Finally, there was a previous mechanism for prohibiting subclassing, but it wasn't exposed as part of the syntax. It was used by the implementation of struct classes to prevent subclassing of structs. The struct class implementation now simply declares struct classes as final.

Typed words can now be declared foldable and flushable

Factor has a pretty unique feature; the user can declare words foldable (which makes them eligible for constant folding at compile time if the inputs are all literal) or flushable (which makes them eligible for dead code elimination if the output results are not used). These declarations now work with typed words.

Platform-specific vocabularies

I added a facility to declare what operating systems a vocabulary runs on. Loading a vocabulary on an unsupported platform raises an error, with a restart if you know what you're doing. The load-all word skips vocabularies which are not supported by the current platform.

If a platforms.txt file exists in the vocabulary's directory, this file is interpreted as a newline-separated list of operating system names from the system vocabulary. This complements the existing vocabulary metadata for authors, tags, and summary.

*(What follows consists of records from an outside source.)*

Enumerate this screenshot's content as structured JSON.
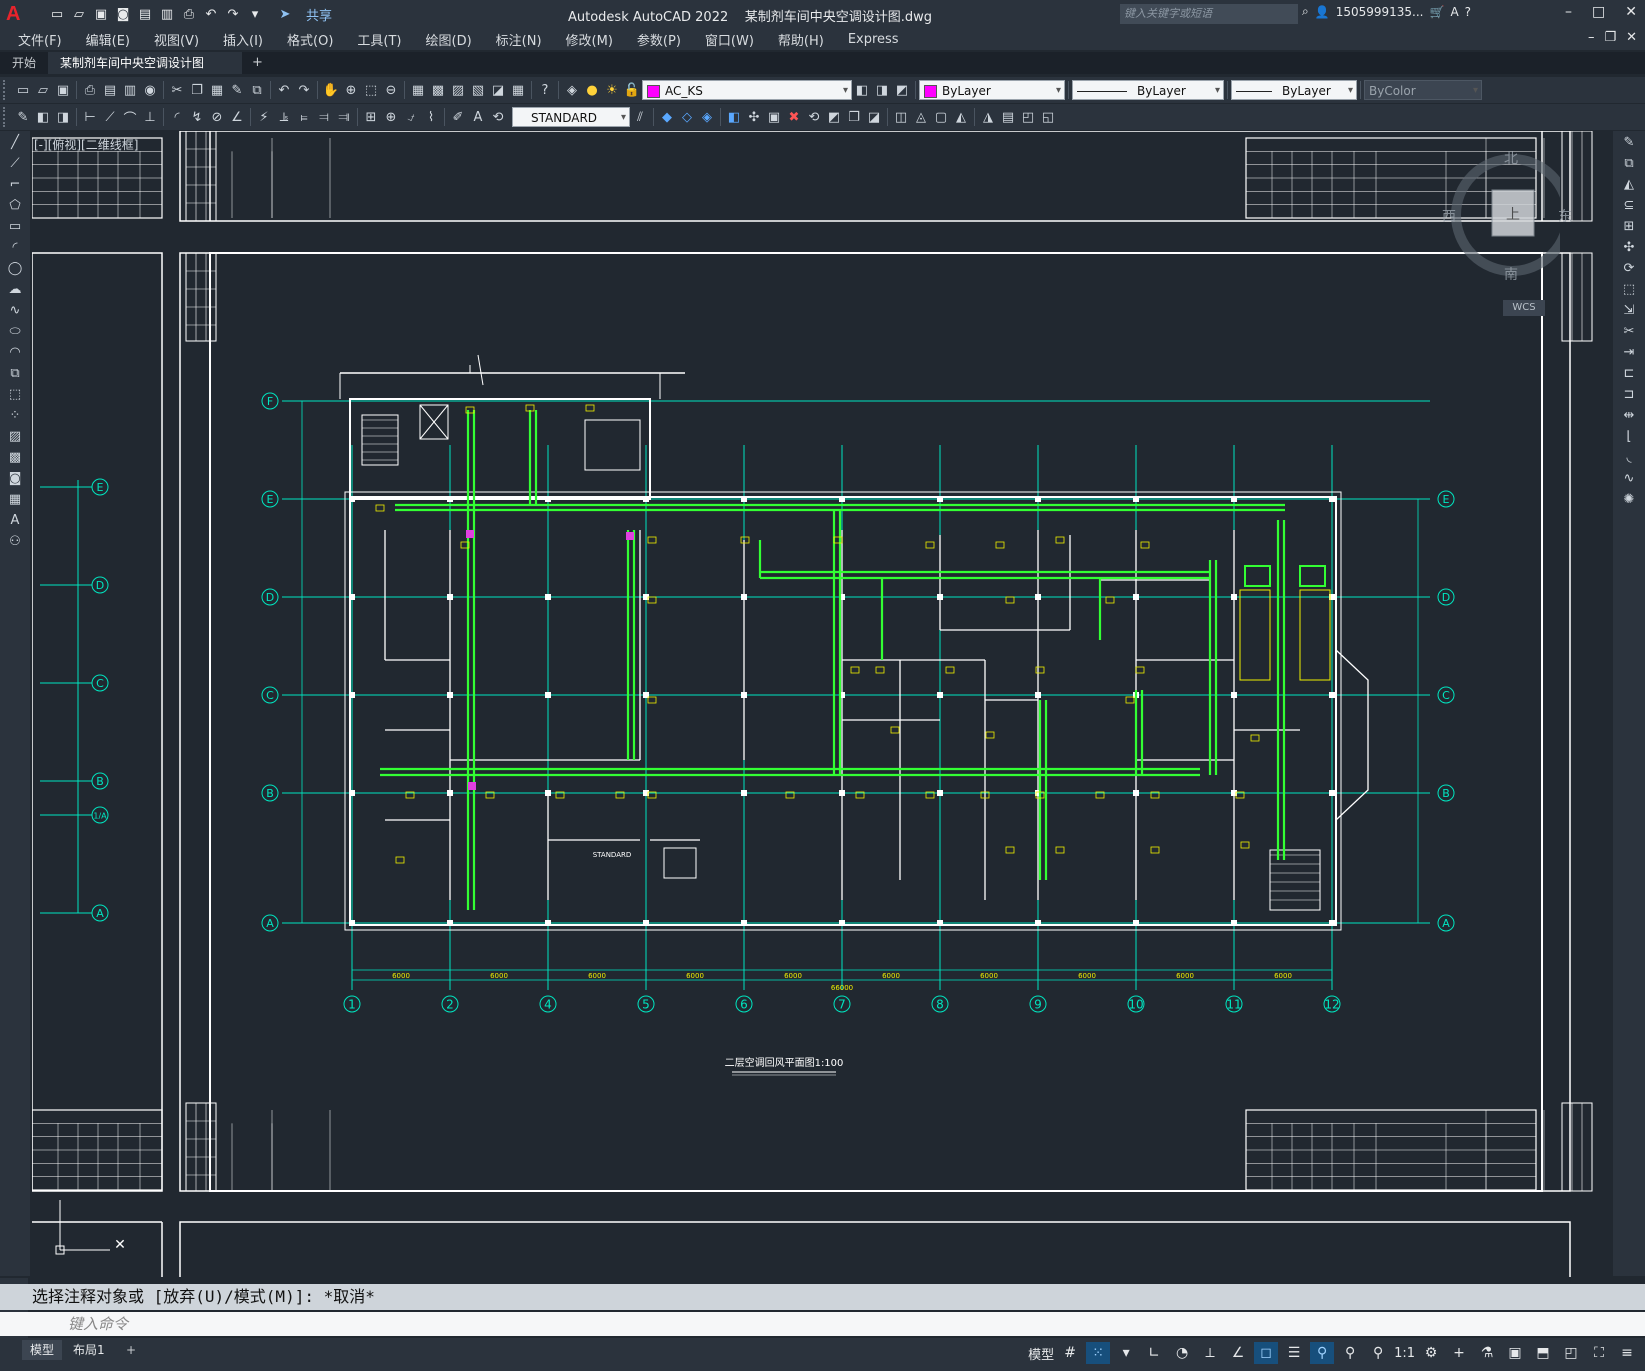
{
  "app": {
    "title": "Autodesk AutoCAD 2022    某制剂车间中央空调设计图.dwg",
    "share_label": "共享",
    "search_placeholder": "键入关键字或短语",
    "user": "1505999135...",
    "logo": "A"
  },
  "menu": [
    "文件(F)",
    "编辑(E)",
    "视图(V)",
    "插入(I)",
    "格式(O)",
    "工具(T)",
    "绘图(D)",
    "标注(N)",
    "修改(M)",
    "参数(P)",
    "窗口(W)",
    "帮助(H)",
    "Express"
  ],
  "tabs": {
    "start": "开始",
    "active": "某制剂车间中央空调设计图*",
    "add": "+"
  },
  "toolbar": {
    "layer": "AC_KS",
    "color": "ByLayer",
    "linetype": "ByLayer",
    "lineweight": "ByLayer",
    "plotstyle": "ByColor",
    "textstyle": "STANDARD"
  },
  "viewport": {
    "label": "[-][俯视][二维线框]",
    "viewcube": {
      "north": "北",
      "south": "南",
      "west": "西",
      "east": "东",
      "top": "上"
    },
    "wcs": "WCS"
  },
  "drawing": {
    "title": "二层空调回风平面图1:100",
    "grid_cols": [
      "1",
      "2",
      "4",
      "5",
      "6",
      "7",
      "8",
      "9",
      "10",
      "11",
      "12"
    ],
    "grid_rows": [
      "F",
      "E",
      "D",
      "C",
      "B",
      "A"
    ],
    "side_rows": [
      "E",
      "D",
      "C",
      "B",
      "1/A",
      "A"
    ],
    "span_label": "6000",
    "total_label": "66000",
    "room_label": "STANDARD"
  },
  "command": {
    "history": "选择注释对象或 [放弃(U)/模式(M)]: *取消*",
    "placeholder": "键入命令"
  },
  "layout_tabs": {
    "model": "模型",
    "layout1": "布局1",
    "add": "+"
  },
  "status": {
    "model_label": "模型",
    "scale": "1:1"
  },
  "colors": {
    "background": "#212830",
    "chrome": "#2b333d",
    "grid": "#00e5c0",
    "duct": "#33ff33",
    "annotation": "#f0f000",
    "wall": "#ffffff",
    "accent": "#e8242c"
  }
}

This feature helps the build farm avoid loading code for the wrong platform. It used to be that vocabularies with the "unportable" tag set would be skipped by load-all, however this was too coarse-grained. For example, both the curses and DirectX bindings were tagged as unportable, and so the build farm was not loading or testing them on any platform. However, curses is available on Unix systems, and DirectX is available on Windows systems. With the new approach, there is a extra/curses/platforms.txt file listing unix as a supported platform, and the various DirectX vocabulary directories have platforms.txt files listing windows.


zimbatm said...

Regarding platform specific code, wouldn't it be better to use feature detection ? For example curses might be available on windows if compiled in cygwin.

Slava Pestov said...

Cygwin libraries cannot be used from ordinary win32 executables, such as Factor. If Factor did hypothetically have a Cygwin port, then it would identify itself as Unix on the Factor side, and Unix-specific functionality, such as the POSIX bindings and curses, would then be available.